“Well, also that Wright kept this secret for months from the Prime Minister, though they met several times daily; that either the P.M. never asked about the Duffy file again, or that Wright kept lying to him about it; and that even after the Harper learned of this monstrous, sustained, calamitous deception, on the morning of May 15, he was so stunned that his immediate response was to express, through a spokesman, full confidence in his chief of staff, and, in the days that followed, to defend him as an exceptionally honourable public servant.

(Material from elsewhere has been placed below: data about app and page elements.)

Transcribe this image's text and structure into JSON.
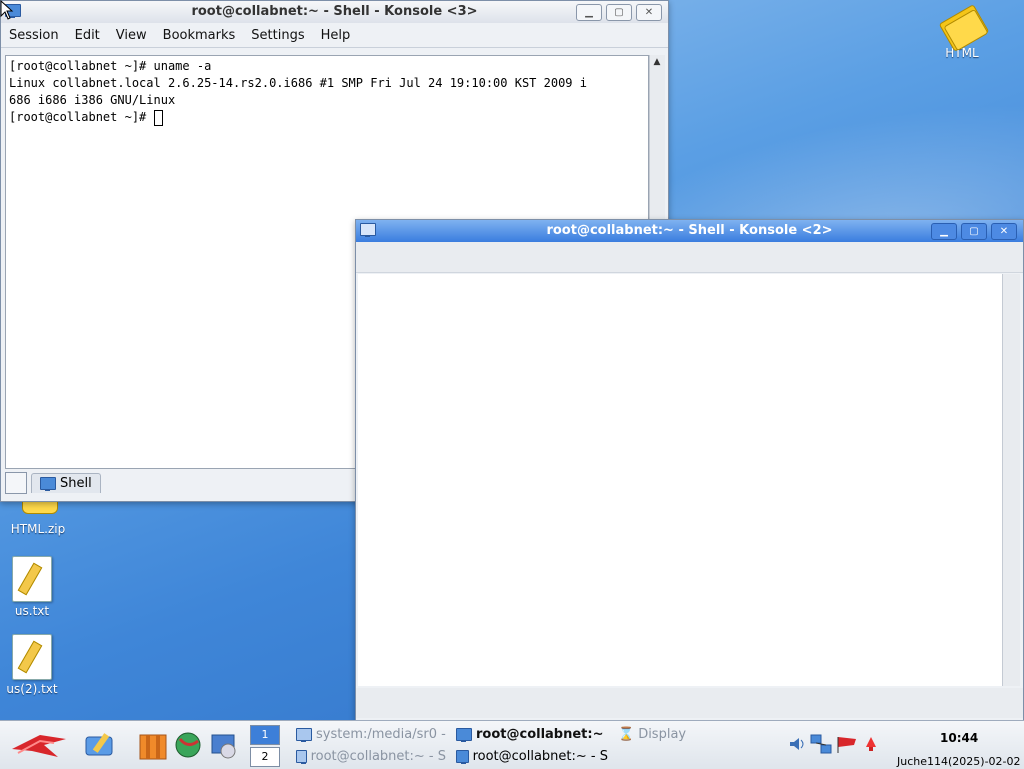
{
  "desktop": {
    "icons": [
      {
        "label": "HTML"
      },
      {
        "label": "HTML.zip"
      },
      {
        "label": "us.txt"
      },
      {
        "label": "us(2).txt"
      }
    ]
  },
  "konsole3": {
    "title": "root@collabnet:~ - Shell - Konsole <3>",
    "menu": [
      "Session",
      "Edit",
      "View",
      "Bookmarks",
      "Settings",
      "Help"
    ],
    "lines": [
      "[root@collabnet ~]# uname -a",
      "Linux collabnet.local 2.6.25-14.rs2.0.i686 #1 SMP Fri Jul 24 19:10:00 KST 2009 i",
      "686 i686 i386 GNU/Linux",
      "[root@collabnet ~]# "
    ],
    "tab_label": "Shell"
  },
  "konsole2": {
    "title": "root@collabnet:~ - Shell - Konsole <2>"
  },
  "taskbar": {
    "pager": [
      "1",
      "2"
    ],
    "tasks": [
      {
        "label": "system:/media/sr0 -"
      },
      {
        "label": "root@collabnet:~"
      },
      {
        "label": "Display"
      },
      {
        "label": "root@collabnet:~ - S"
      },
      {
        "label": "root@collabnet:~ - S"
      }
    ],
    "clock": "10:44",
    "date": "Juche114(2025)-02-02"
  }
}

“It requires nothing more than that you believe that, even after the revelation of Wright’s treachery, the P.M. was kept in the dark about the full extent of the operation, and of the others’ role in it; that, knowing the truth of their own involvement, they nevertheless allowed the prime minister to tell Parliament, falsely and repeatedly, that Wright acted alone; and that, when at length the full dimensions of the cover-up were uncovered, Harper, though he had at last been persuaded to accept Wright’s resignation, demanded no similar price be paid by the others who had betrayed him, such as Gerstein.
“It asks us to believe a Prime Minister famous for his controlling ways took almost no interest in what his subordinates were up to; that finding his almost childlike trust betrayed, he reacted with Christ-like forgiveness; and that, notwithstanding his own utter blamelessness, he has refused for months to answer the simplest questions about what he knew, admitting only as much as the belated emergence of facts demands.
“It requires that we accept that Stephen Harper, who says he would never have agreed to any piece of the plot — the pay-off, the audit tampering, the Senate whitewash — somehow found himself surrounded by people who, on the evidence, tackled the lot without hesitation.
“Where could they have got the idea that this was acceptable? How could he have been so wrong about them? Why, it’s almost unbelievable.”**
** (Courtesy of Andrew Coyne, Ibid, Nov. 26/13)
Couldn’t have said it better myself.
Like · · Share · Unfollow Post